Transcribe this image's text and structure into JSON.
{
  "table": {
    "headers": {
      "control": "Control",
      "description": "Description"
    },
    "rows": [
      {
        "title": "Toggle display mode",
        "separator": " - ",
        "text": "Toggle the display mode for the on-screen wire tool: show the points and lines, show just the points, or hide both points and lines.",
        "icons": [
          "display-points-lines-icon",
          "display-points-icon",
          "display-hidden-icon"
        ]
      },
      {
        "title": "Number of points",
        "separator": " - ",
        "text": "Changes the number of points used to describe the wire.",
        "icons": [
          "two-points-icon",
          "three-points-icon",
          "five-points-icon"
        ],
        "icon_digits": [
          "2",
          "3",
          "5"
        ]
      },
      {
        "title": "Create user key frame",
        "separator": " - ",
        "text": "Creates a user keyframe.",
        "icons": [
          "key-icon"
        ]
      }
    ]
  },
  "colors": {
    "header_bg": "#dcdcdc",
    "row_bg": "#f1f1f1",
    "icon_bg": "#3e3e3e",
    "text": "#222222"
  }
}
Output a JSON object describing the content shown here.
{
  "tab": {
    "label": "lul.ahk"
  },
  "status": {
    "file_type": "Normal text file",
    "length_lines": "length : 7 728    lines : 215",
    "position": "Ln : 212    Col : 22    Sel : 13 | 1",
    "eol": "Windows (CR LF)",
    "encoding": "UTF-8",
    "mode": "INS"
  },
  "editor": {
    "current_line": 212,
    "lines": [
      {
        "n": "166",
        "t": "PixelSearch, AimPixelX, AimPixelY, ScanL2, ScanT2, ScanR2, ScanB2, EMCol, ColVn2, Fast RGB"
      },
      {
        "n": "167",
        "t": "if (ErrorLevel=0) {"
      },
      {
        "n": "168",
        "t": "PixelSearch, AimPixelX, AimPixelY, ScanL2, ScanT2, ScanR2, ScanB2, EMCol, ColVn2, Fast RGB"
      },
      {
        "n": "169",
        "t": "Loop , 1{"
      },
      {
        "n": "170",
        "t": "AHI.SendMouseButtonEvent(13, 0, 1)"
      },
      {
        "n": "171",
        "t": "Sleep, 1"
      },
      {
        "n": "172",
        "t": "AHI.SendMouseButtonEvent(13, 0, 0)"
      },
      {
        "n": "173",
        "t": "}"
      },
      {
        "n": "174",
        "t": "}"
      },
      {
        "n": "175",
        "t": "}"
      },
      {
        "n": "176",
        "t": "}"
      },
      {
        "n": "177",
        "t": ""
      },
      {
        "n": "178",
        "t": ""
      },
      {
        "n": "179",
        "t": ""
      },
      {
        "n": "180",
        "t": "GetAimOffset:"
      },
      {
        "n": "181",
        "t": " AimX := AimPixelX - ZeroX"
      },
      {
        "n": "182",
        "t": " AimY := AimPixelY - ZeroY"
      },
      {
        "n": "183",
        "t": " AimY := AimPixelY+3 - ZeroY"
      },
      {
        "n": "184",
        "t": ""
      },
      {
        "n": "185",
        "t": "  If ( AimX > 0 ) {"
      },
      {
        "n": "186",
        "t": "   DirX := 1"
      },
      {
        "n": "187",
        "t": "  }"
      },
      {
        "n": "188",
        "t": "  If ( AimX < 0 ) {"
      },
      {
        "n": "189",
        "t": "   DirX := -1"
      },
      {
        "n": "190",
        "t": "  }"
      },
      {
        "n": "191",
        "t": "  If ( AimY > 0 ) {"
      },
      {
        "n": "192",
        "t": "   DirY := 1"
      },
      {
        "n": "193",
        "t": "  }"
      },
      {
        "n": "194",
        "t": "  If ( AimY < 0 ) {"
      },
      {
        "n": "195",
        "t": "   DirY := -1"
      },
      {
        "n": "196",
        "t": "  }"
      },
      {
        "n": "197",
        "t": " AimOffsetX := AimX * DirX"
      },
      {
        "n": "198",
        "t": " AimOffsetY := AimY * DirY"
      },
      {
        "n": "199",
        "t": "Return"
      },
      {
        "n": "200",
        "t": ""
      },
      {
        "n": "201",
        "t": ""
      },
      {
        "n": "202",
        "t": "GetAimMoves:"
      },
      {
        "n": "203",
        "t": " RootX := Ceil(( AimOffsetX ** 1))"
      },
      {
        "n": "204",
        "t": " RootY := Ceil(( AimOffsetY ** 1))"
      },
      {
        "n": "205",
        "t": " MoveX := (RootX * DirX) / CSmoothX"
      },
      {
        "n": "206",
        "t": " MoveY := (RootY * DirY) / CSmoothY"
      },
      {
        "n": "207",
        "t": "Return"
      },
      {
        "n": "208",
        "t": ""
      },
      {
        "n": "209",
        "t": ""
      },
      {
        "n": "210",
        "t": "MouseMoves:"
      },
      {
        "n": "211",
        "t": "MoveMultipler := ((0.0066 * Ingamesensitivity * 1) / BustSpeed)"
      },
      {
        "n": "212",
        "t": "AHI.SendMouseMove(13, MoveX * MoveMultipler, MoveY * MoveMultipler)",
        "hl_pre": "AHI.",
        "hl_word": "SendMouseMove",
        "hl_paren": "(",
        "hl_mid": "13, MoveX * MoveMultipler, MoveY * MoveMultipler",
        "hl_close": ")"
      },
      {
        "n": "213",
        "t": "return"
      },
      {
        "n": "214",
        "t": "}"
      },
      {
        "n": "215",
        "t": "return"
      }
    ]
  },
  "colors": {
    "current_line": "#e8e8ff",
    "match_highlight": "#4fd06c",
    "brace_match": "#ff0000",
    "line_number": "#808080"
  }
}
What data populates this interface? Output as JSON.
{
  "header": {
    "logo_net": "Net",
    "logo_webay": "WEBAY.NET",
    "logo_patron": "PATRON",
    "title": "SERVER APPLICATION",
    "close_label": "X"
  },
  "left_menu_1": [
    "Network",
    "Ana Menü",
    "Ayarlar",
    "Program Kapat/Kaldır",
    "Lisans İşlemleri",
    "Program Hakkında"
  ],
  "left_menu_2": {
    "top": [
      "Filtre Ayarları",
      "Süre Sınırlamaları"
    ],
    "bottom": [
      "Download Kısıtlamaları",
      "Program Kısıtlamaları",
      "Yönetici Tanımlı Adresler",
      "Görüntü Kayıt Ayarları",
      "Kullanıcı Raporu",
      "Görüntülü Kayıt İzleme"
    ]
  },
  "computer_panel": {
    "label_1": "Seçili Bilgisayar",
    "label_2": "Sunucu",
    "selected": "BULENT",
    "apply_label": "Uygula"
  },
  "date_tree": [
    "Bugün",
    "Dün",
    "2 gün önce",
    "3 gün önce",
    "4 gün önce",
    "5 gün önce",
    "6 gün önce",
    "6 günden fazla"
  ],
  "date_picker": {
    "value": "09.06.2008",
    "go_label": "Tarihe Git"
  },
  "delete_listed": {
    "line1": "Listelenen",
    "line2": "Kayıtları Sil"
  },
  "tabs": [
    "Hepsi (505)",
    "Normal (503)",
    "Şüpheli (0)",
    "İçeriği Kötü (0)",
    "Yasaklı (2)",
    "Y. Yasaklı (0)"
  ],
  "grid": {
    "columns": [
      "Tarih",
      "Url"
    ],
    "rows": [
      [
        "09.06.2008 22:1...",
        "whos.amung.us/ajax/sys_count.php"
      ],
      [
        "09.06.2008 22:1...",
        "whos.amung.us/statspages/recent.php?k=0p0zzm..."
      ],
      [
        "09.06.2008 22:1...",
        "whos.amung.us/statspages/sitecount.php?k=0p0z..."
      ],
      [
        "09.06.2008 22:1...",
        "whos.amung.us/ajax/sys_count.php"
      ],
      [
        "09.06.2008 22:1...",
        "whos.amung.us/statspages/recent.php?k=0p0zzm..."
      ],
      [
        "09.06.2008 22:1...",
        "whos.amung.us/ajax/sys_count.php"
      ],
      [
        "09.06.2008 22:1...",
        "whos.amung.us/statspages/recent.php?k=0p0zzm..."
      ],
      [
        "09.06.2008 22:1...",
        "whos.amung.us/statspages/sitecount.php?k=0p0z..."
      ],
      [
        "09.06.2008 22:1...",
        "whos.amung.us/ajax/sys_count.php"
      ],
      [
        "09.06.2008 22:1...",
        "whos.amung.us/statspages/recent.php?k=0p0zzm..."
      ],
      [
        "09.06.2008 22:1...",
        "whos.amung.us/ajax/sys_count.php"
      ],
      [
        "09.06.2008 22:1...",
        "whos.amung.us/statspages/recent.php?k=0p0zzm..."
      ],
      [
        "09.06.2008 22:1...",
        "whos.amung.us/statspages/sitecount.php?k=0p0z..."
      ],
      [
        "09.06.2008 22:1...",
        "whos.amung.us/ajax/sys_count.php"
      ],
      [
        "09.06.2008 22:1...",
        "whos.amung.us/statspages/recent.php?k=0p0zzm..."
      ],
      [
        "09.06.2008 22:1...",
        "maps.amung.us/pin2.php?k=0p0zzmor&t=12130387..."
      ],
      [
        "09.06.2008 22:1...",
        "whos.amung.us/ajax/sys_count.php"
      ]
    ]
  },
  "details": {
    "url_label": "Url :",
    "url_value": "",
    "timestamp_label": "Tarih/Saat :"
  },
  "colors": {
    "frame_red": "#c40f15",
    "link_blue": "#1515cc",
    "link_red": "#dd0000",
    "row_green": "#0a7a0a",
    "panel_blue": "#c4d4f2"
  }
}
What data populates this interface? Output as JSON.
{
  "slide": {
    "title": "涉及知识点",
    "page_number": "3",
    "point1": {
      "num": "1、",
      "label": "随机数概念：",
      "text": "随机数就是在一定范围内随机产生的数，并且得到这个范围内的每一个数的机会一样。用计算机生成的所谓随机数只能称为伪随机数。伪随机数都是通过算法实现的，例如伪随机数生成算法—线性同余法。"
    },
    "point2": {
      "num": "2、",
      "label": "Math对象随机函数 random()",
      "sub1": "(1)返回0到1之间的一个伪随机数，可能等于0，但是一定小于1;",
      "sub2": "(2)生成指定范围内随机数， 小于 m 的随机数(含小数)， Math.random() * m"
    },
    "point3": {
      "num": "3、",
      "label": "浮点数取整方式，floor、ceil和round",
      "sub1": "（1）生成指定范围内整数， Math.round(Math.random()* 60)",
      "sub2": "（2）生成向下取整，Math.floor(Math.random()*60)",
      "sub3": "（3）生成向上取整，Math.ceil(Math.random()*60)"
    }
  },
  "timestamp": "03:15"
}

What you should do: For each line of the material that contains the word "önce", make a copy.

Final answer:
    "2 gün önce",
    "3 gün önce",
    "4 gün önce",
    "5 gün önce",
    "6 gün önce",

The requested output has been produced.